Philip Peters, the president of the Cuba Research Center, who has taken dozens of groups to the island, predicted “a decline in American travel to Cuba” if new regulations made going to the island “more expensive and more cumbersome.”
Stricter rules might also spook potential travelers, said Michael Sykes, president of Cuba Cultural Travel, which has organized travel to the island for decades.
“Americans want to abide by the law,” he said. “If there’s any kind of doubt or suspicion that they’re doing something that’s not right, they won’t go.”
Still, travel to Cuba before the countries restored relations was easier than many Americans realized, Cuba travel experts noted. It may become a question of doing more homework to make sure your purpose for travel fits one of the permitted categories.
And when Americans do go to Cuba, their chances of staying in an American-run hotel may be about to shrink.
The new regulations may ban American companies from entering into commercial agreements with companies linked to or run by the Cuban military.
Given that several hotel brands in Cuba come under the umbrella of the military-run conglomerate known as Gaesa , that would reduce the scope for deals to manage Cuban hotel properties — like the one made with Starwood last year.
Conscious of the crimp that new restrictions would place on their burgeoning business, 40-odd travel organizations in May signed a letter to President Trump that outlined the business, political and cultural benefits of travel to the island.

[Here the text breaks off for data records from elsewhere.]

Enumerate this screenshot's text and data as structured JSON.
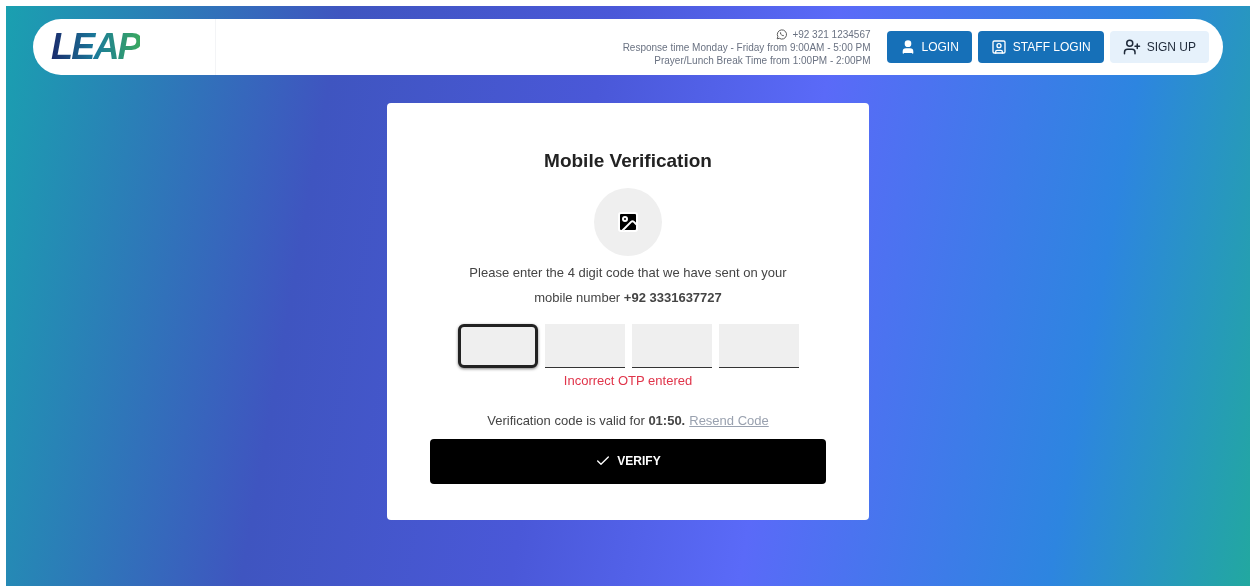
{
  "header": {
    "logo": "LEAP",
    "phone": "+92 321 1234567",
    "hours": "Response time Monday - Friday from 9:00AM - 5:00 PM",
    "break": "Prayer/Lunch Break Time from 1:00PM - 2:00PM",
    "buttons": [
      {
        "label": "LOGIN",
        "kind": "login"
      },
      {
        "label": "STAFF LOGIN",
        "kind": "staff"
      },
      {
        "label": "SIGN UP",
        "kind": "signup"
      }
    ]
  },
  "card": {
    "title": "Mobile Verification",
    "message": "Please enter the 4 digit code that we have sent on your mobile number **+92 3331637727**",
    "otp_fields": [
      {
        "focused": true
      },
      {
        "focused": false
      },
      {
        "focused": false
      },
      {
        "focused": false
      }
    ],
    "error": "Incorrect OTP entered",
    "validity": "Verification code is valid for **01:50.**",
    "resend": "Resend Code",
    "verify": "VERIFY"
  }
}
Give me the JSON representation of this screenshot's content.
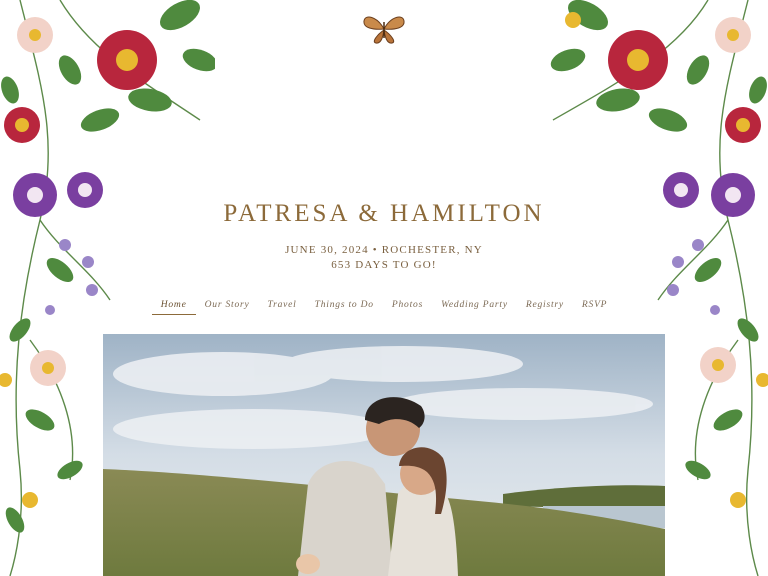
{
  "header": {
    "couple_names": "PATRESA & HAMILTON",
    "date_location": "JUNE 30, 2024 • ROCHESTER, NY",
    "countdown": "653 DAYS TO GO!"
  },
  "nav": {
    "items": [
      {
        "label": "Home",
        "active": true
      },
      {
        "label": "Our Story"
      },
      {
        "label": "Travel"
      },
      {
        "label": "Things to Do"
      },
      {
        "label": "Photos"
      },
      {
        "label": "Wedding Party"
      },
      {
        "label": "Registry"
      },
      {
        "label": "RSVP"
      }
    ]
  },
  "decor": {
    "butterfly_icon": "butterfly-icon",
    "accent_color": "#8c6a3a",
    "flower_colors": [
      "#b8263d",
      "#7a3fa0",
      "#f2d2c8",
      "#e8b830"
    ]
  },
  "hero_photo": {
    "subject": "couple-photo"
  }
}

Travel to Cuba can be confusing in the best of times, and uncertainty about possible policy changes makes planning a trip there more challenging